After a boring several hour wait, the ER doctors finally gave me the OK to go home and removed my IV and heart rate monitors. Becky and the social worker helped me gather my things, though unfortunately, my favorite blue plaid shirt was lost in the shuffle and nowhere to be found. A worthy sacrifice for my relatively clean bill of health, I think. We met friends Dan, Whitney, and Charlie in the lobby where they’d been kind enough to come by and wait. Dan had driven over and graciously drove Becky and me to pick up my bike on Westlake, then dropped us off at home.
It was almost 1am when we got home and neither of us had eaten any dinner. In an act of desperation, we ordered a pizza from the nearby Dominos. Terrible pizza has never tasted so good.
I took Friday off work and spent the majority of the day laying in bed with a terrible headache, a fuzzy mind, and a sore body. Though I was slightly more active through the weekend, I found myself taking tons of naps, and going to bed really early.
Monday I felt good enough to go to work, but still had a persistent headache and didn’t feel completely clear-headed.
It’s now been a week since the accident and I feel fine. The headaches are all gone, I’m thinking clearly, my body is no longer sore at all. The only reminders are some scabs, the last remnants of my black eye, and the exhaustion. My energy levels are fine during the day, but by the time 10pm rolls around, I’m complete wiped out. It’s a clear sign that my body and mind still have recovering to do, which is why I’m still taking time off the bike (and from other real physical activity as well).
I find myself itching to get back on the bike and ride.

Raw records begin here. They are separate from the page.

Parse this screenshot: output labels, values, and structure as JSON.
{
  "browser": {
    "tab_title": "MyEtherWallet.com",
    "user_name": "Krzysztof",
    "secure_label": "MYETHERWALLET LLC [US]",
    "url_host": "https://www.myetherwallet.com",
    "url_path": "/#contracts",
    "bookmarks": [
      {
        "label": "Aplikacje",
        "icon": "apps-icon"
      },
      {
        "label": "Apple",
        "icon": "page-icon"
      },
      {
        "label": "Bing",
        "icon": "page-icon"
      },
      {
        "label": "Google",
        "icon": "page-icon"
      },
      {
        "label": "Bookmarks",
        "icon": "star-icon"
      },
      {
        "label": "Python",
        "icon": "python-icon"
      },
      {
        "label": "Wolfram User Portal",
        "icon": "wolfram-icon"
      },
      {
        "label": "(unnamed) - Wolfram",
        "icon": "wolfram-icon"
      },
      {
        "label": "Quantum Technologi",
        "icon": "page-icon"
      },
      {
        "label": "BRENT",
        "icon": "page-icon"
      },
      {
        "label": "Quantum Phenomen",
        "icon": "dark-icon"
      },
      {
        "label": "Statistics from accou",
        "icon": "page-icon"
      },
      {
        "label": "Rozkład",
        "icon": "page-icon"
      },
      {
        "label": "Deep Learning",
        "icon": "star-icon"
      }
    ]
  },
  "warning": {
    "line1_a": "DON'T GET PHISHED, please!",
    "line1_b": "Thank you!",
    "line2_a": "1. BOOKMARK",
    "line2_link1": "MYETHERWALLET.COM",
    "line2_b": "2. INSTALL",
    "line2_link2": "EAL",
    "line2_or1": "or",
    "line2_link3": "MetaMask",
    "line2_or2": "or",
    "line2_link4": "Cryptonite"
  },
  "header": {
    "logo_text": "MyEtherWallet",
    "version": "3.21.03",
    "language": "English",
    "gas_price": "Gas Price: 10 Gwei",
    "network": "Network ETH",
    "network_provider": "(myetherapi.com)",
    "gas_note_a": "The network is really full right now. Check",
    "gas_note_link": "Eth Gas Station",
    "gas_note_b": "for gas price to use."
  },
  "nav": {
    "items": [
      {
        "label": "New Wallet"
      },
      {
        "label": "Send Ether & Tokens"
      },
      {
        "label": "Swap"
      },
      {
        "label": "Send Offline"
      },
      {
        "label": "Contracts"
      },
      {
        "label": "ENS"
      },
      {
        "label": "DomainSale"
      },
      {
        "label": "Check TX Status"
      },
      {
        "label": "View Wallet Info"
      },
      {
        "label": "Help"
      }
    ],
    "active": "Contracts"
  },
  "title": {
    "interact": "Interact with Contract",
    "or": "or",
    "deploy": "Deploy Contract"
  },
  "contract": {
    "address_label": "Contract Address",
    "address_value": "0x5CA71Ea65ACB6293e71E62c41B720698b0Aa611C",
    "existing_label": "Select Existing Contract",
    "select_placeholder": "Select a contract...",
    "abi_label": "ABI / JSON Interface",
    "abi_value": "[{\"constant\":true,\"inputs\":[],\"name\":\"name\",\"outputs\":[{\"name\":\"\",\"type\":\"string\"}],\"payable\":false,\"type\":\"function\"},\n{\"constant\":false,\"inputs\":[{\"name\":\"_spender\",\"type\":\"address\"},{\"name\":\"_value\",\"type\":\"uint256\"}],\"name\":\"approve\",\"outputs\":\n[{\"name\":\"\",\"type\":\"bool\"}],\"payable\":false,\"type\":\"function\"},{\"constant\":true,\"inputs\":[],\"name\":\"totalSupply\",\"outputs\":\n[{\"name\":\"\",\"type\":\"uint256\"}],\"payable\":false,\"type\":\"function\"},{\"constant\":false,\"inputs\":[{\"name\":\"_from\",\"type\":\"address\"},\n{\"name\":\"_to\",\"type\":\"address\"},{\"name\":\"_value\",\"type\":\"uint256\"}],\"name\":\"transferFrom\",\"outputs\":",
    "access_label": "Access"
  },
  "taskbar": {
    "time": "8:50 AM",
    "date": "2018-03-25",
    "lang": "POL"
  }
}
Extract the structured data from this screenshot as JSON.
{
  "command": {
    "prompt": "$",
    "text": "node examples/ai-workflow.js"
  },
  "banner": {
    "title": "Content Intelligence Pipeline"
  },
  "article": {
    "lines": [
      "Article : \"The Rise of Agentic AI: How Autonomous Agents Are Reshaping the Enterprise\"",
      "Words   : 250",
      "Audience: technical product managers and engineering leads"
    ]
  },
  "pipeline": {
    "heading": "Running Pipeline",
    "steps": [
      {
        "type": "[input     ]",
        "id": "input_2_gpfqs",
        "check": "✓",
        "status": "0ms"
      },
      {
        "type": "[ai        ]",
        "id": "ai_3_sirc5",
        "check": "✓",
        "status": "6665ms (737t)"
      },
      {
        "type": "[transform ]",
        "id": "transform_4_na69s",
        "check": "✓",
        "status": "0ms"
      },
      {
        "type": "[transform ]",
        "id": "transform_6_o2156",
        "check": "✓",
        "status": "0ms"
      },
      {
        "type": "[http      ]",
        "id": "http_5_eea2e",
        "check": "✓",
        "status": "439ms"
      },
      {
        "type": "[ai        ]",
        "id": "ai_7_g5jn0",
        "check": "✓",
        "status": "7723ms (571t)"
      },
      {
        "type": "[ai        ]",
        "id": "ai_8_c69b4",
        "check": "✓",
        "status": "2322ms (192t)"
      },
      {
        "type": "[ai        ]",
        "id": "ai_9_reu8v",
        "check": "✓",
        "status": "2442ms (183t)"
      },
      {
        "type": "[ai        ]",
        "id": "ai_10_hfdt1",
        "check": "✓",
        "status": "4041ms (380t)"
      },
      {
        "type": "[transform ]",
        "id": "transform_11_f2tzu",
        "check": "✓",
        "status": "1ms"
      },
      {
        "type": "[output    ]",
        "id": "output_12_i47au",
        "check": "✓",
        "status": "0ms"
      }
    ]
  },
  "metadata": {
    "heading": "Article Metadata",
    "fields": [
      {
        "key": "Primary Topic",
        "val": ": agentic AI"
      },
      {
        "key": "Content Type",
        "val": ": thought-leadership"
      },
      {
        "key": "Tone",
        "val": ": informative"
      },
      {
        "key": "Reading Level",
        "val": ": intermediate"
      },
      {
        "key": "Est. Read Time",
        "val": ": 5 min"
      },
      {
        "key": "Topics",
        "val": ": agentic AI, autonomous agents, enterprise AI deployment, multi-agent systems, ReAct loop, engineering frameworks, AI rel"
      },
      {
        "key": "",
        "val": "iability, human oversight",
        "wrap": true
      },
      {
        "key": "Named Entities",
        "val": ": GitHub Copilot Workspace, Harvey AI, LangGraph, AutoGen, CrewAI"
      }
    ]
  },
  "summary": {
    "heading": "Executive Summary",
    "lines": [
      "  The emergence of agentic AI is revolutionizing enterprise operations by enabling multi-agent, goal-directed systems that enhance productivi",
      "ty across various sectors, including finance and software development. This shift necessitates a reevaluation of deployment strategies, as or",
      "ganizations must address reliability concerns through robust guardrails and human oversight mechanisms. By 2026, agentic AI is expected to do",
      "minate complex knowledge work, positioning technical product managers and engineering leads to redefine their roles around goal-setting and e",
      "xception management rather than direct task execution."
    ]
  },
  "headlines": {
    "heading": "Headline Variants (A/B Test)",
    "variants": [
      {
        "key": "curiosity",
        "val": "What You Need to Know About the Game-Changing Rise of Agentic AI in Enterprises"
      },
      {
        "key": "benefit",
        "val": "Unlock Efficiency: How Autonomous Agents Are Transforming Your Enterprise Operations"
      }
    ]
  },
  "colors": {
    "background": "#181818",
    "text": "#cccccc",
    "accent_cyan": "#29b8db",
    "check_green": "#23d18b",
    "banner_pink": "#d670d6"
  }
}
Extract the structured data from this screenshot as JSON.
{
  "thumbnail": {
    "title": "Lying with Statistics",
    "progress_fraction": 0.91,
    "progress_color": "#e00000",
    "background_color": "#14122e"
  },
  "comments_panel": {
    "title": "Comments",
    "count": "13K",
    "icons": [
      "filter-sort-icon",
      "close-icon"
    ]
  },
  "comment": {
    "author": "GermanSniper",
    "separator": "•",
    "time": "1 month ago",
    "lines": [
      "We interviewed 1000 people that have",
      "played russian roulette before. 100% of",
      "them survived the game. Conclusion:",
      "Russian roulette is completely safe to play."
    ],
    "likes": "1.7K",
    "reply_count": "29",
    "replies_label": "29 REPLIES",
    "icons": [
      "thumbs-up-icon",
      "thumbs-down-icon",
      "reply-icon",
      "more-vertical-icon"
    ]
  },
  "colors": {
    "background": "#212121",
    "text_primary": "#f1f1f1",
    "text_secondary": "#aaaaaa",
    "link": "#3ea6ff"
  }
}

I can’t remember the last time I went a whole week without exercising in some fashion or another. But I know in the long run it’ll be far better to be patient and recovering fully, rather than tiring myself out too soon.